As part of the “ArKol – development of architecturally highly integrated façade collectors with heat pipes” project, Fraunhofer ISE together with its partners...

Im Focus: How to inflate a hardened concrete shell with a weight of 80 t

At TU Wien, an alternative for resource intensive formwork for the construction of concrete domes was developed. It is now used in a test dome for the Austrian Federal Railways Infrastructure (ÖBB Infrastruktur).

Concrete shells are efficient structures, but not very resource efficient. The formwork for the construction of concrete domes alone requires a high amount of...

Im Focus: Bacterial Pac Man molecule snaps at sugar

Many pathogens use certain sugar compounds from their host to help conceal themselves against the immune system. Scientists at the University of Bonn have now, in cooperation with researchers at the University of York in the United Kingdom, analyzed the dynamics of a bacterial molecule that is involved in this process. They demonstrate that the protein grabs onto the sugar molecule with a Pac Man-like chewing motion and holds it until it can be used. Their results could help design therapeutics that could make the protein poorer at grabbing and holding and hence compromise the pathogen in the host. The study has now been published in “Biophysical Journal”.

The cells of the mouth, nose and intestinal mucosa produce large quantities of a chemical called sialic acid. Many bacteria possess a special transport system...

Im Focus: Newly proposed reference datasets improve weather satellite data quality

UMD, NOAA collaboration demonstrates suitability of in-orbit datasets for weather satellite calibration

"Traffic and weather, together on the hour!" blasts your local radio station, while your smartphone knows the weather halfway across the world. A network of...

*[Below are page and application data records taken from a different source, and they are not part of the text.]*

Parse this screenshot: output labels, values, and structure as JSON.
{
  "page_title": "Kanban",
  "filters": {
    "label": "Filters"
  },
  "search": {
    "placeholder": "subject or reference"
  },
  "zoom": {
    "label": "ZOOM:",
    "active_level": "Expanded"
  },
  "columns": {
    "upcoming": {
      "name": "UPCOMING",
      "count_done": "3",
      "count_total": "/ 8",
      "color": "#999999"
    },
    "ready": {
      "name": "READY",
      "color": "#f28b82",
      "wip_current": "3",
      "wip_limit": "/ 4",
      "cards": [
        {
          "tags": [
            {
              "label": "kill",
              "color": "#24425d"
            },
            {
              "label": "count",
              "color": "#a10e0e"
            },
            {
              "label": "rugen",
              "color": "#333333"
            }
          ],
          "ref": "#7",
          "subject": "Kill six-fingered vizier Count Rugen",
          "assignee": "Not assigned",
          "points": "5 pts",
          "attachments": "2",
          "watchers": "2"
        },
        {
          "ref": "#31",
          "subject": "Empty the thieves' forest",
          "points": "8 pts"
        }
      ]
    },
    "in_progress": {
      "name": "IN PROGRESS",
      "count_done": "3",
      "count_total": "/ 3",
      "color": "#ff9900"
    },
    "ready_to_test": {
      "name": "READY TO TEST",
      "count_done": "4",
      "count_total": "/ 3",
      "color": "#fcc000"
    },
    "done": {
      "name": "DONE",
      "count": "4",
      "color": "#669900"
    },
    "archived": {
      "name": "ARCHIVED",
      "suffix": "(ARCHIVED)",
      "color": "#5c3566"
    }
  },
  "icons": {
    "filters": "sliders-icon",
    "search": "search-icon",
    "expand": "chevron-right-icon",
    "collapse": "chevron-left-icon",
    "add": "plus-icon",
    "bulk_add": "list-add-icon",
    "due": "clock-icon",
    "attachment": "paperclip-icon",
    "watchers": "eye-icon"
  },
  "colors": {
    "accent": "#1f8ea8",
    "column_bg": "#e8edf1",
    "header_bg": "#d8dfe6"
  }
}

Im Focus: Repairing defects in fiber-reinforced plastics more efficiently

Fiber-reinforced plastics (FRP) are frequently used in the aeronautic and automobile industry. However, the repair of workpieces made of these composite materials is often less profitable than exchanging the part. In order to increase the lifetime of FRP parts and to make them more eco-efficient, the Laser Zentrum Hannover e.V. (LZH) and the Apodius GmbH want to combine a new measuring device for fiber layer orientation with an innovative laser-based repair process.

Defects in FRP pieces may be production or operation-related. Whether or not repair is cost-effective depends on the geometry of the defective area, the tools...

All Focus news of the innovation-report >>>

Anzeige

Anzeige

Event News

12V, 48V, high-voltage – trends in E/E automotive architecture

10.01.2017 | Event News

2nd Conference on Non-Textual Information on 10 and 11 May 2017 in Hannover

09.01.2017 | Event News

Nothing will happen without batteries making it happen!

05.01.2017 | Event News

 
Latest News

Solar Collectors from Ultra-High Performance Concrete Combine Energy Efficiency and Aesthetics

16.01.2017 | Trade Fair News

3D scans for the automotive industry

16.01.2017 | Automotive Engineering

Nanoparticle Exposure Can Awaken Dormant Viruses in the Lungs

16.01.2017 | Life Sciences

VideoLinks
B2B-VideoLinks
More VideoLinks >>>